In the movie The Little Mermaid, Sebastian (a crab) sings the song “Under the Sea” to Ariel (a mermaid) to persuade her that life there is better than life on land. He paints a picture of carefree happiness: “Since life is sweet here, we got the beat here, naturally, even the sturgeon and the ray, they get the urge and start to play. We got the spirit, you got to hear it, under the sea.”
From the bottom of the ocean, Jonah brought back a rather different report! We might see Jonah as a kind of “everyman,” that is, a typical human being. We can all identify with his attitudes and actions. In our own feelings, we don’t want God to bless our enemies. In our own wisdom, we think we can hide from Him. In our own strength, we’re unfaithful to our calling when it conflicts with our personal desires. When push comes to shove, we would rather run away and indulge in self-pity than admit we were wrong!
Under miraculous circumstances, Jonah found himself under the sea, still alive and with time to reflect on his foolishness. This was God’s side of the conversation—showing His prophet that He cared for him and was not going to let him get away with disobedience. Jonah responded in today’s reading with an extended “Help!” His confession of sin was implicit, as he knew very well he wouldn’t be where he was if he had followed the Lord’s instructions (vv. 3–4). He was in the “depths of the grave,” the ocean deep, struggling with currents and waves and breakers, sinking “to the roots of the mountains,” with life ebbing away. God heard and answered Jonah’s prayer, causing the fish to vomit him up onto dry land. “Salvation comes from the Lord” (v. 9)!

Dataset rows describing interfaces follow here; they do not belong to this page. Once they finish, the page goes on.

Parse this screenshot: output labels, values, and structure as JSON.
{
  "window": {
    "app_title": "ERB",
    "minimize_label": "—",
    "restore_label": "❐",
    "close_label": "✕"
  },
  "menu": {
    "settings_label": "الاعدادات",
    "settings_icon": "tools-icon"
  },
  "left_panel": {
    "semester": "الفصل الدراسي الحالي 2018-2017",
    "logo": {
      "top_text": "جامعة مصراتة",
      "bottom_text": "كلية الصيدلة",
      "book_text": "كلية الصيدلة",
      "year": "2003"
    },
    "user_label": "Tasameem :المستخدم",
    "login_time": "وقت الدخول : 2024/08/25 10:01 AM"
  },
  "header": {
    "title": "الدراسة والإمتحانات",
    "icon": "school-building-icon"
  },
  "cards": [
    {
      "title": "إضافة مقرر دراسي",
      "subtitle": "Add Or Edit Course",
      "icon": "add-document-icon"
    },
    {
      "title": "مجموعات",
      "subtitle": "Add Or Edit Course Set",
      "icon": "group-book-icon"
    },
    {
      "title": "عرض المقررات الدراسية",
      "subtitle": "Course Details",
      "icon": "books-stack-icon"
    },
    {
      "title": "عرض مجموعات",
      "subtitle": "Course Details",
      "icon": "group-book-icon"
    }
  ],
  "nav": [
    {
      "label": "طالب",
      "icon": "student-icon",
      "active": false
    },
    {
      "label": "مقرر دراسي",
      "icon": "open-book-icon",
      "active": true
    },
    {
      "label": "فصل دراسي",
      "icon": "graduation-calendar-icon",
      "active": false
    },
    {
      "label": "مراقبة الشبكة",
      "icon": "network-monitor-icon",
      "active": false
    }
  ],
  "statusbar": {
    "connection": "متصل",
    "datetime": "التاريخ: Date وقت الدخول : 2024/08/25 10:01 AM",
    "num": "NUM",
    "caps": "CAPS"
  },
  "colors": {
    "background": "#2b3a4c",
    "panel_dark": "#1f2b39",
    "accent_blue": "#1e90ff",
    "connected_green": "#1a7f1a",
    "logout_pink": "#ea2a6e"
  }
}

Apply the Word
The deeper context for the conversation between God and Jonah was not momentary circumstances but their ongoing relationship. Jonah was pained to be banished from God’s presence and looked forward to the day he would worship in the temple again (vv. 4, 7). He knew he’d receive the grace God intends for all who affirm His sovereignty (v. 8).